I’ve resurrected another old photo collection for the archive. Recently I’ve had Africa on my mind, as I was originally supposed to be wrapping up my latest South Africa trip right about now. So I set out to tackle one of the older collections that originally appeared on my old website. As I’ve been doing with other older images I’ve recently added from Yellowstone and the Pacific Northwest, I culled some of the photos I’d been holding onto for no good reason (with more experience, I’m a bit more critical about the quality of my past work), then I renamed and keyworded the remaining photos to bring them up to date with my current workflow, and then reprocessed photos, or in some cases processed images for the first time.
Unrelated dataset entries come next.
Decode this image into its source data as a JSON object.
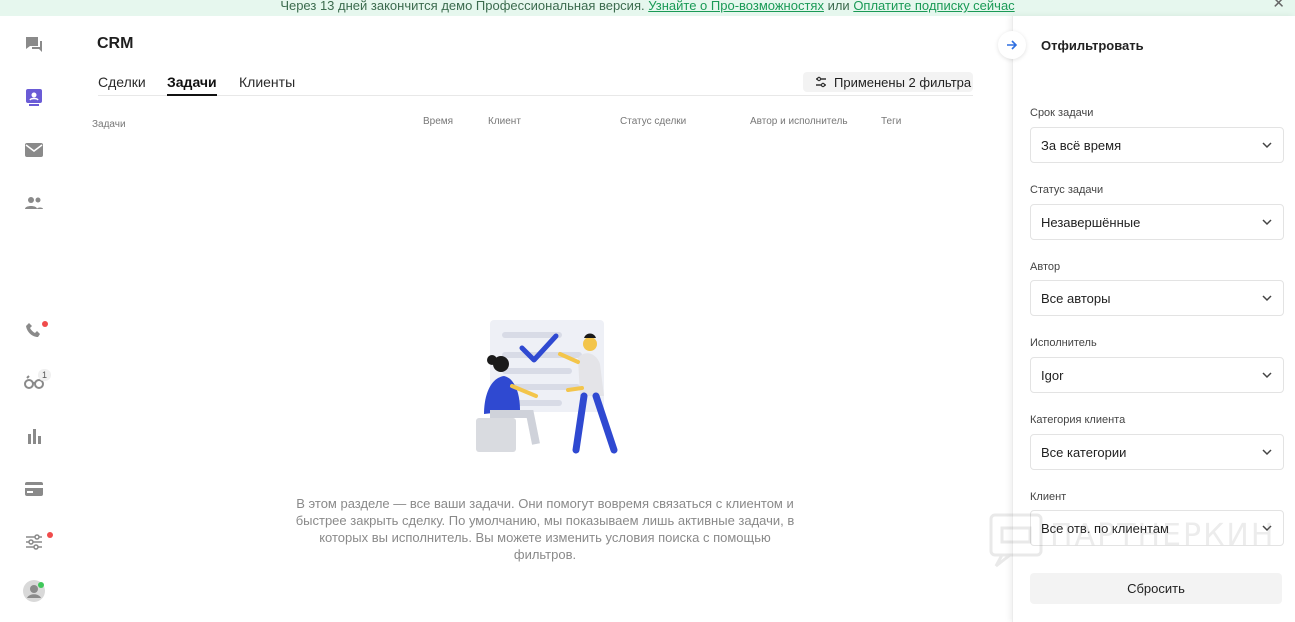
{
  "banner": {
    "text": "Через 13 дней закончится демо Профессиональная версия.",
    "link1": "Узнайте о Про-возможностях",
    "connector": "или",
    "link2": "Оплатите подписку сейчас",
    "close": "✕"
  },
  "sidebar": {
    "items": [
      {
        "icon": "chat-icon"
      },
      {
        "icon": "crm-icon",
        "active": true
      },
      {
        "icon": "mail-icon"
      },
      {
        "icon": "contacts-icon"
      },
      {
        "icon": "phone-icon",
        "dot": "#f04b4b"
      },
      {
        "icon": "glasses-icon",
        "badge": "1"
      },
      {
        "icon": "stats-icon"
      },
      {
        "icon": "billing-icon"
      },
      {
        "icon": "settings-icon",
        "dot": "#f04b4b"
      },
      {
        "icon": "avatar-icon",
        "dot": "#3fc75a"
      }
    ],
    "accent": "#6a5bd6"
  },
  "page": {
    "title": "CRM",
    "tabs": [
      "Сделки",
      "Задачи",
      "Клиенты"
    ],
    "active_tab": "Задачи",
    "filter_button": "Применены 2 фильтра",
    "columns": [
      "Задачи",
      "Время",
      "Клиент",
      "Статус сделки",
      "Автор и исполнитель",
      "Теги"
    ],
    "empty_text": "В этом разделе — все ваши задачи. Они помогут вовремя связаться с клиентом и быстрее закрыть сделку. По умолчанию, мы показываем лишь активные задачи, в которых вы исполнитель. Вы можете изменить условия поиска с помощью фильтров."
  },
  "filters": {
    "title": "Отфильтровать",
    "fields": [
      {
        "label": "Срок задачи",
        "value": "За всё время"
      },
      {
        "label": "Статус задачи",
        "value": "Незавершённые"
      },
      {
        "label": "Автор",
        "value": "Все авторы"
      },
      {
        "label": "Исполнитель",
        "value": "Igor"
      },
      {
        "label": "Категория клиента",
        "value": "Все категории"
      },
      {
        "label": "Клиент",
        "value": "Все отв. по клиентам"
      }
    ],
    "reset": "Сбросить",
    "accent": "#2f6fe0"
  },
  "watermark": "ПАРТНЕРКИН"
}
As a result, I’ve uploaded the Rwanda 2007 Nature & Wildlife gallery. That’s the link to the full gallery. You can see some preview images below.
This was my very first Africa trip, by the way. At the time, we had no idea if we’d ever make it back to Africa, so we wanted to make the most of our first experience. Rwanda was first, followed by Tanzania. The main goal for most people when they visit Rwanda is to see wild mountain gorillas, and such was the case for us. At the time, the gorilla population was well under 1000 individuals (it has been climbing since then), and this species does not survive in captivity, unlike its lowland cousins. So it’s a very rare and special experience to see them up close.
What surprised us was the beauty of the country and friendliness of the people. I ended up taking some “cultural” shots on this trip as well, and I’ll be combining those with similar images from Tanzania later. So this gallery is all about the wildlife. Mainly the gorillas.
Rwanda is known as The Land of a Thousand Hills for good reason.
We scheduled two gorilla treks, visiting the 13 Group and the Amahoro Group. Given the fact that I was shooting a Canon 40D and 20D in those days, it’s a miracle I came away with many usable photos. I would love to get back with updated equipment, though the price of a trek in Rwanda is now triple what it was back then! Still, a few shots came out okay.
This silverback greeted us… enthusiastically (as I wrote in my Scariest Moments article) when we first stepped into the clearing where his family was hanging out.
In between gorilla treks, we scheduled a visit to the endangered golden monkeys found in the national park’s lowland bamboo forests. Not great for photos, but I included a few shots in the gallery.
Baby mountain gorillas are as fun to watch as you’d expect. And unlike, say, bears, even the older youngsters maintain a fair bit of spunk. At one point a young gorilla grabbed Jenn’s pant leg and tried to drag her along to play!
These last two images remain my favorite portraits from the collection.
View the full Rwanda 2007 Nature & Wildlife gallery here. And stay tuned for more from this and the Tanzania leg of the journey!